In this gripping sequel to the 1996 UK cult classic, Renton, Sick Boy, Begbie and Spud find the past is just another coont, nae?

It's been 21 years since Trainspotting turned a blackly-comic druggie caper into generational touchstone, spiking the careers of all involved. Renton (Ewan McGregor) was young Obi Wan. Begbie (Robert Carlyle) and Sick Boy (Jonny Lee Miller) currently play Rumpelstiltskin and Sherlock for network hits. Spud (Ewen Bremner) has to be counting the days til someone offers a live-action Nobby The House Elf showcase. Director Danny Boyle (and personal screenwriter John Hodge) had time enough to fulfill his own Hollywood redemption arc. And Irvine Welsh, graying Bad Boy emeritus of UK fiction whose drug-laced reveries provided the original source material, kept chronicling the future exploits of Edinburgh's favorite junkies, though absent the literary aspirations of yesteryear. As supposed inspiration for new filmic sequel T2 Trainspotting, Welsh's 2002 novel Porno chose to squander a reunion with beloved characters midst lurid sex industry travelogue, and, well, why would the filmmakers want to do a thing like that? Who needs plot when you've got movie stars?

Opening with Renton's return to Scotland after hiding around Amsterdam the past twenty years—biding his time with a failed marriage, vapid career and an ex-junkie's love of jogging —we soon enough run across Begbie's successful prison break, Spud's failed suicide, and Sick Boy's half-hearted blackmail scam. The closest we come to a central storyline concerns Sick Boy's plans to make a state-of-the-art brothel from his aunt's abandoned pub via council development funds, but audiences shouldn't expect much more than skillful remembrances of youthful glories. For better or worse, homecomings and the eternal allure of yesteryear's vices tend to sprawl outside the bounds of narrative.

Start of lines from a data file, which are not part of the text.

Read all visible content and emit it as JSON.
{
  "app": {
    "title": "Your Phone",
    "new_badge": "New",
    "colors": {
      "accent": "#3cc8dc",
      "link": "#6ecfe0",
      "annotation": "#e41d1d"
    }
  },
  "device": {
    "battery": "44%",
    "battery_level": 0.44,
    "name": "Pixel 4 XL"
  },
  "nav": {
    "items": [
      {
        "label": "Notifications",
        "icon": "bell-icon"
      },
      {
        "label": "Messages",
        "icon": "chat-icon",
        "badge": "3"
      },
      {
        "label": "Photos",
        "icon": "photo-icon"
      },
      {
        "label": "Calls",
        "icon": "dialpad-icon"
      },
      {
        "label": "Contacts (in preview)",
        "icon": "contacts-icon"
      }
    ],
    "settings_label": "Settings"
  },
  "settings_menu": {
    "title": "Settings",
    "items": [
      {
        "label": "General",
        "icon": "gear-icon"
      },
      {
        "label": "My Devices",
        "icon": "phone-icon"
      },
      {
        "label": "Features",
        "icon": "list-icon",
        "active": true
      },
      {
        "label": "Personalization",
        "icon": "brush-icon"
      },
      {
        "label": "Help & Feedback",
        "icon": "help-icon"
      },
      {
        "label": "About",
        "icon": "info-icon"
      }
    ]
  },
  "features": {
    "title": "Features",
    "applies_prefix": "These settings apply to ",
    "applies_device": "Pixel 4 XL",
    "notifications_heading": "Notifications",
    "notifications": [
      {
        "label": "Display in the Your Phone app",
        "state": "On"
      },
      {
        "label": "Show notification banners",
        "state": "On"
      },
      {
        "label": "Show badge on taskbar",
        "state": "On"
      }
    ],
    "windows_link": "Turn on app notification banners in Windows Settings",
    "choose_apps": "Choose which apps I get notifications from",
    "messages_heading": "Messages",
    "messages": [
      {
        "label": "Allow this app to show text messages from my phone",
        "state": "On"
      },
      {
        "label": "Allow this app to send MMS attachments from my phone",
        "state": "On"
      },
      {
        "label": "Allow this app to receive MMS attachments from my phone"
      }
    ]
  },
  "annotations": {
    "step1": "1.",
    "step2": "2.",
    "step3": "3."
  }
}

Visiting the grave of the first film's AIDS casualty Tommy, Sick Boy accuses Renton of playing tourist within his own past, but the same charge infects them all. Veronika, hopeful house madam and focal point of a not-quite-romantic triangle further dividing the best mates, watches entranced and appalled as the pair celebrate a successful scam through duelling coked-up monologues about the good old days. It's a funny, nifty scene laced with effortless stylistic flourishes that underline the influence of Boyle upon post-Guy Ritchie UK pulp cinema and how glib and workmanlike his successors became. Moreover, by setting our anti-heroes' self-mythologizing against Veronika's own willfully-blocked horrors or the waking nightmare of Spud's all-too-clear-eyed recall, T2 doesn't quite indulge the same melancholy high of romanticized origins.

Despite all the political furor sparked by that rarest of birds – a visually-inventive, addictively-watchable, unabashedly-entertaining no-frills thrill ride that dared to illustrate the towering heights of serious junkiedom as well as the barbarous depths – Trainspotting wasn't really about the drugs. Heroin may have served as an internal motor for the desperate antics of nihilist layabouts, but finding their fix was only the most dangerous aspect of charming egotists' teenage kicks. If you can survive the first rush of freedom and weather the inevitable hangover of crashing dreams, nostalgia becomes the last true habit. In the end, despite all efforts to the contrary, life chooses you.

Critic's Rating: 3/4 Stars.